(ASSIGNMENT):
Check every line of the records below for the string "Three" and copy the ones that have it.

>>

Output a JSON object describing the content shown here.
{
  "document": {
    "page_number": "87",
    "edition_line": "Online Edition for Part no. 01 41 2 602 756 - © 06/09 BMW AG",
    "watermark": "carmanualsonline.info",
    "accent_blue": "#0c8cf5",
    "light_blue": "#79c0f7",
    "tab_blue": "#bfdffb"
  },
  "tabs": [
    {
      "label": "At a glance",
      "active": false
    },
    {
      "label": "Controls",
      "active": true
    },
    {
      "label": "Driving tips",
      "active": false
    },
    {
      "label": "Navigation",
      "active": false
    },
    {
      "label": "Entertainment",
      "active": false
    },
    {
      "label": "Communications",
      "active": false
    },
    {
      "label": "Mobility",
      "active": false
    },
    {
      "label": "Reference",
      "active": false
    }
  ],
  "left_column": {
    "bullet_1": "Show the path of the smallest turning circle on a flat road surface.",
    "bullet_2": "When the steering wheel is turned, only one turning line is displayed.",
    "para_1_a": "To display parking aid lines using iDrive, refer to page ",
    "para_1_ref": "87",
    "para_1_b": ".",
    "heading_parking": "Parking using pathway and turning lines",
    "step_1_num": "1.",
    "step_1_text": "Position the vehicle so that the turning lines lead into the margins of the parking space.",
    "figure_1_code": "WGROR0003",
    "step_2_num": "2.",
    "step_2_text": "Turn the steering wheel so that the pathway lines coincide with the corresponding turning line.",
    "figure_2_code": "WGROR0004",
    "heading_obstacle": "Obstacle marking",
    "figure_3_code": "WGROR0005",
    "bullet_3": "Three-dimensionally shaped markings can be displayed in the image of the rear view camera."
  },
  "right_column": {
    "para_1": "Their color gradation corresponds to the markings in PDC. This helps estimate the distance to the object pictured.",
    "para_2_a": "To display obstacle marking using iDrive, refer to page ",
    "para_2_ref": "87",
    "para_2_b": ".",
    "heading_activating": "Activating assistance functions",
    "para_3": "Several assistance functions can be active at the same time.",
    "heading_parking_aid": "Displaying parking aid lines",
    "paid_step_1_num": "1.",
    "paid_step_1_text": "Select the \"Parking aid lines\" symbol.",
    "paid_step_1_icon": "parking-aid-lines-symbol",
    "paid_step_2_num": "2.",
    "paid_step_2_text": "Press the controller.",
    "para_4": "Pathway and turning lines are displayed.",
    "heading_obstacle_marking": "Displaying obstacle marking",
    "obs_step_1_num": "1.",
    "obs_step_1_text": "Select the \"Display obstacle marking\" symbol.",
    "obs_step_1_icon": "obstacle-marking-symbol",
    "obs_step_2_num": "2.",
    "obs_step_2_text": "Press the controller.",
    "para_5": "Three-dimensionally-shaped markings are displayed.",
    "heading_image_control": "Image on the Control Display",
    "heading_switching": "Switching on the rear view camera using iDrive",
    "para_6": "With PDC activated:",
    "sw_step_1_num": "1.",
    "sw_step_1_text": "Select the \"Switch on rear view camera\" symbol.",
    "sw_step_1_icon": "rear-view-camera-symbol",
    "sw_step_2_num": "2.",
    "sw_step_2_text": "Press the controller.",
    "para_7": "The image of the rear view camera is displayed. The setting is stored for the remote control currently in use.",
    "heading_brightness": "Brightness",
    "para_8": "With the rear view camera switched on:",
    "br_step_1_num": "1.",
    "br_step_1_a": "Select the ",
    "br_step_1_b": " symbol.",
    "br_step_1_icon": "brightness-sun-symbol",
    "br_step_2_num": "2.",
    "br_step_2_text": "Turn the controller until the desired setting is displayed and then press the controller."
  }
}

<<

(TASK RESPONSE):
    "bullet_3": "Three-dimensionally shaped markings can be displayed in the image of the rear view camera."
    "para_5": "Three-dimensionally-shaped markings are displayed.",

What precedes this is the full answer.